Brian D Rodriguez
Brian is a Research Geophysicist in the Geology, Geophysics, and Geochemistry Science Center, Denver, Colorado. He has applied magnetotellurics to characterization of geology, ground-water, and geothermal resources, earthquake hazards mitigation, mineral resources, and oil & gas exploration. He has applied seismic, ground penetrating radar, magnetic, electromagnetic, and electrical geophysics to seepage, toxic waste studies, tunnel detection, landslide monitoring, and engineering projects for power plants, buildings, bridges, nuclear waste repositories, and trans-continental pipelines.

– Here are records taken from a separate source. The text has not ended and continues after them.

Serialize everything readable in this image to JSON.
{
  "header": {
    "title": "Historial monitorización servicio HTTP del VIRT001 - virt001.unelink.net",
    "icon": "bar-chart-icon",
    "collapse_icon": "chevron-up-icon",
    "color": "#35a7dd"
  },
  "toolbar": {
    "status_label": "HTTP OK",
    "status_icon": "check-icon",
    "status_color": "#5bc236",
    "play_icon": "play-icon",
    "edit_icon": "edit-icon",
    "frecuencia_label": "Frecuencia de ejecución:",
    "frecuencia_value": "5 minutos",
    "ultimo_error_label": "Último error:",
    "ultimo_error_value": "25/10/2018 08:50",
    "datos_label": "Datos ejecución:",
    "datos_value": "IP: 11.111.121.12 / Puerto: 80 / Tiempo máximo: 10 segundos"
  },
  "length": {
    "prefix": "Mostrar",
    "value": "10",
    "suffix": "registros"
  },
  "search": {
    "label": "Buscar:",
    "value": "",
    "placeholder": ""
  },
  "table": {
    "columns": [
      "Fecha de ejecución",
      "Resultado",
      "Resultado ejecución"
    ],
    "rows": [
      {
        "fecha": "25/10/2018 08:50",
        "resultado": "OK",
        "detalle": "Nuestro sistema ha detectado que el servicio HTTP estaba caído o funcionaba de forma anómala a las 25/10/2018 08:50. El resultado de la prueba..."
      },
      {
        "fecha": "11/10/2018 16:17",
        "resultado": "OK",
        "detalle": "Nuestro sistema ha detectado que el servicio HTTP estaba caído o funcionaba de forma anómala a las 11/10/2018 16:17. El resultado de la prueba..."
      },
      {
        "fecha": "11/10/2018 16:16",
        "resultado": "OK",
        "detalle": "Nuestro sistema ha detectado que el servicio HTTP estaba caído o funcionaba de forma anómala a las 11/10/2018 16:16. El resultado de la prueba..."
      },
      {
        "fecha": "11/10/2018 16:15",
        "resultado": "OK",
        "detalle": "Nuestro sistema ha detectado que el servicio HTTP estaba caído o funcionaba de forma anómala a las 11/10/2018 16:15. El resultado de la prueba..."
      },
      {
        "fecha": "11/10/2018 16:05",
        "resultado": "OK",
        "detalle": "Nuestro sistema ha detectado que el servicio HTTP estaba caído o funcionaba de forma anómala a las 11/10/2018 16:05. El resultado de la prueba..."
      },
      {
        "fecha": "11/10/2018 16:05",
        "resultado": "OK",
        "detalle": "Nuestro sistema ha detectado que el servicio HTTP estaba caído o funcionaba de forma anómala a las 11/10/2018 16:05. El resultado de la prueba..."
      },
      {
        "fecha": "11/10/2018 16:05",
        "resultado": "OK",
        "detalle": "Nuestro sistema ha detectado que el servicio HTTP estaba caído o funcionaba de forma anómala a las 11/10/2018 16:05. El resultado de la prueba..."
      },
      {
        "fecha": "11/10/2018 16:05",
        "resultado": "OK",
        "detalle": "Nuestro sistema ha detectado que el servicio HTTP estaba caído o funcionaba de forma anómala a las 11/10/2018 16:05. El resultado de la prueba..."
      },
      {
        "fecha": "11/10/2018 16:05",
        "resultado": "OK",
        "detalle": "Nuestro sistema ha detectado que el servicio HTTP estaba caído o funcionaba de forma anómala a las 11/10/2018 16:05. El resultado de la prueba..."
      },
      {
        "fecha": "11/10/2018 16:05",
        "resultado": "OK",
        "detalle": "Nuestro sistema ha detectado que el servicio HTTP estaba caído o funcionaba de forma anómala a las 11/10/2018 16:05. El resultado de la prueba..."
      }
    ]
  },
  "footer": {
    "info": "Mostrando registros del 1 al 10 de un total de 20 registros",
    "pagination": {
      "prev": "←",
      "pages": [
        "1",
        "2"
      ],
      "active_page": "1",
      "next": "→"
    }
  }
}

Brian's magnetotelluric studies at The Geysers geothermal area in northern California, the largest geothermal production facility in the world, completely redefined the nature of the heat sources in the region and provided a tectonic model for future exploration. He has also used magnetotellurics to reveal a previously unrecognized thick sedimentary complex - a potential new source of oil and gas in southern Washington. His research of regional crustal images has helped develop a comprehensive tectonic model to better predict the true seismic hazards potential and stress release in the U.S. Mid-continent Region and minimize losses. He has contributed to a new understanding of the structural dynamics of the San Andreas fault in the 1989 Loma Prieta epicentral region which has resulted in significant revision of previous geological models used for earthquake hazard mitigation studies. His research of regional magnetotelluric data across the Carlin trend has contributed a geophysical target model for exploring for Carlin-type structures in areas of surficial cover in the Basin and Range and other similar geologic provinces that will help improve gold endowment estimates and provide future mineral exploration targets. His electromagnetic research is characterizing limited ground water resources in Colorado and New Mexico, demonstrating the utility of electromagnetic methods for mapping hydrologically important clays, and providing constraints to ground water flow models that are critical to decision makers in water management agencies for planning and developing water supplies in the Rio Grande rift. His magnetotelluric studies at the Nevada National Security Site (Nevada Test Site) has constrained the extent of volcanic confining units for hydrostratigraphic framework models, and delineated highly fractured collapsed blocks near the southern margin of a caldera complex in an effort to more accurately predict radionuclide transport away from test areas.